In our household, we take water conservation pretty seriously: we have a xeriscape yard, use low-flow appliances, and recycle gray water to help water our trees, among other things. So, when I recently saw a vast stream of water gushing out of a fire hydrant and flowing down the street just around the corner from our house, I immediately pulled over, ready to call 311 and report this stunning waste.
SPOTTING THE PROBLEM
But on closer inspection, there was already a San Antonio Water System (SAWS) employee on the scene, standing nearby in the shade of his truck, casually observing the cascade of water. When I got out of my car to engage him in conversation and find out why this was happening, the man was polite, but unfazed as he reeled off an answer he'd clearly given many times before. He was conducting a mandatory, annual SAWS maintenance procedure, because this fire hydrant hadn't been used in the past year. Therefore, he's required to flush hundreds of gallons of stagnant water out of this pipe, until the water runs clear enough to pass the water quality test he'll administer. Moreover, this was just one of several hydrants in our neighborhood that would be flushed that day. He was also quick to point out that failure to do this could easily allow stagnant water to wash back into the water system and cause a costly, wide-spread contamination of our entire municipal supply, which is exactly what had happened in Corpus Christi just a few months ago.
As I drove off, shaking my head in disbelief at the sight of this massive stream flowing out of the hydrant and into the gutter, it occurred to me that this seeming waste of precious water was an apt metaphor for the way we tend to accumulate stagnant energy inside ourselves. Whether it comes through stress, lack of exercise, poor diet or physical fatigue, if we don't take conscious action to address such stagnation, it can contaminate and/or diminish every aspect of our body, mind and spirit. "Flushing it out" of our system doesn't have to be complicated, time-consuming or expensive, but it does require some degree of self-awareness, honesty and diligence. Whenever you notice yourself feeling sluggish or depleted, it can be helpful to look for those places in your life where the energy is stuck or stagnant, and then take action to release it. Addressing it can be as simple as taking some time off to be in nature, engaging in vigorous exercise, committing to a period of prayerful reflection or volunteering to be of service to others.

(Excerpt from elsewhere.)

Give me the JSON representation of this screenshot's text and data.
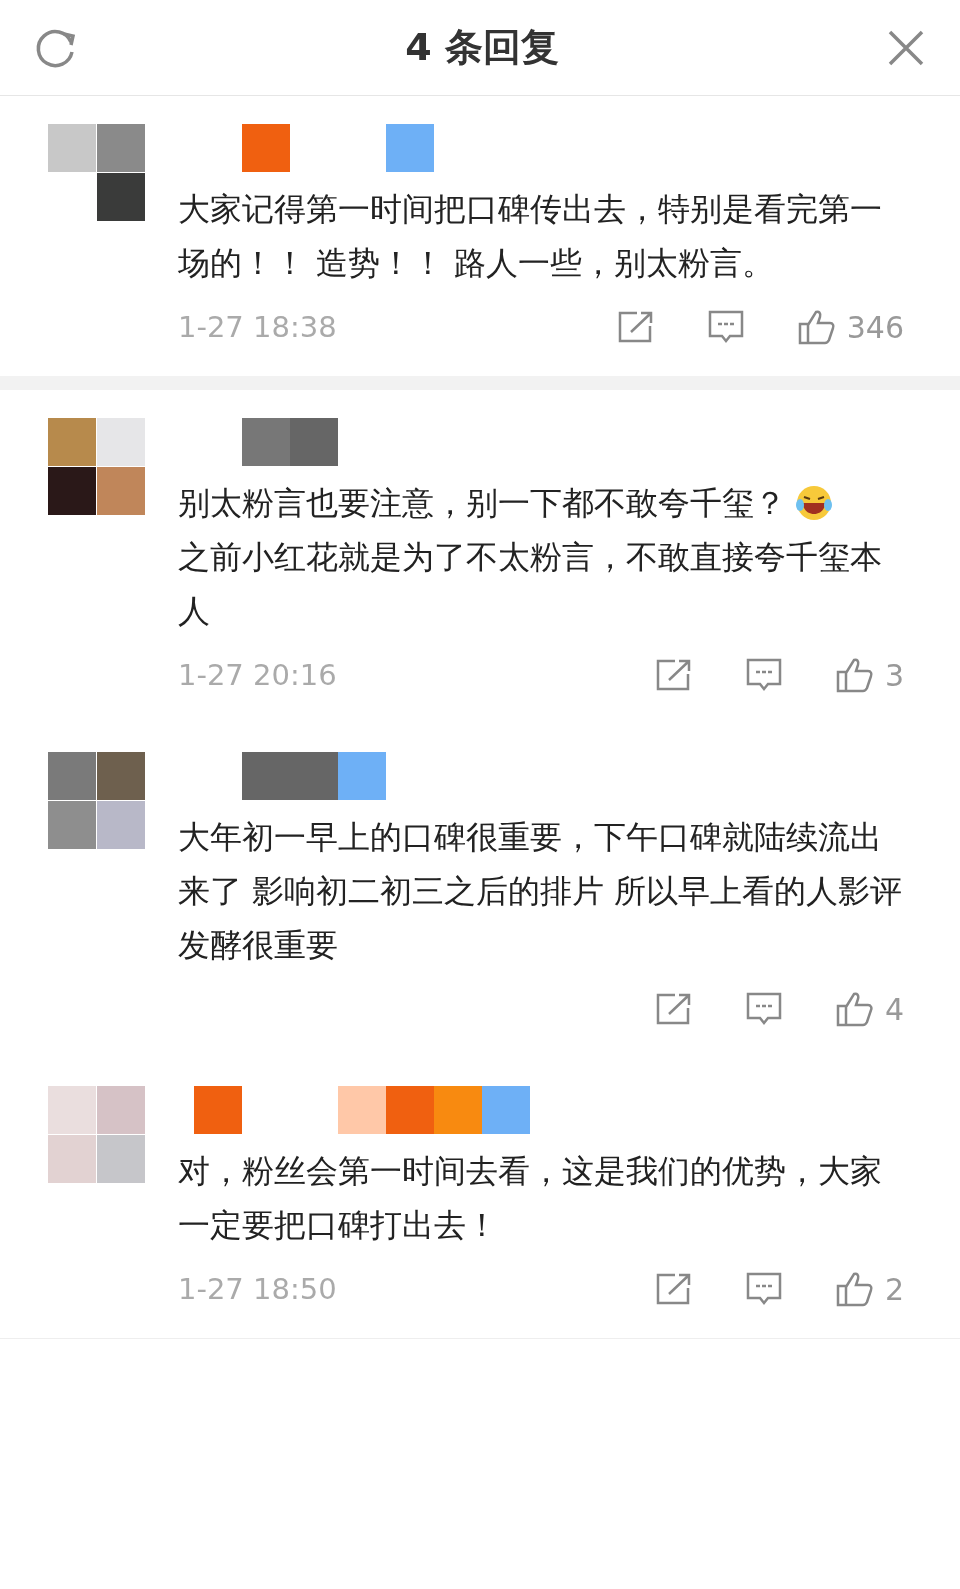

Now might be a particularly good time to do some kind of inner "Spring Cleaning" since it's the season for renewal and new life. But, whenever you do it, this process of flushing out the stagnation starts with an awareness of the blockages in your life, and a willingness to take action, remembering that you don't have to do it alone, knowing that the free flow of Spirit is always available to support you in the process. At least, that's my story, and I'm sticking to it...
With gratitude and blessings,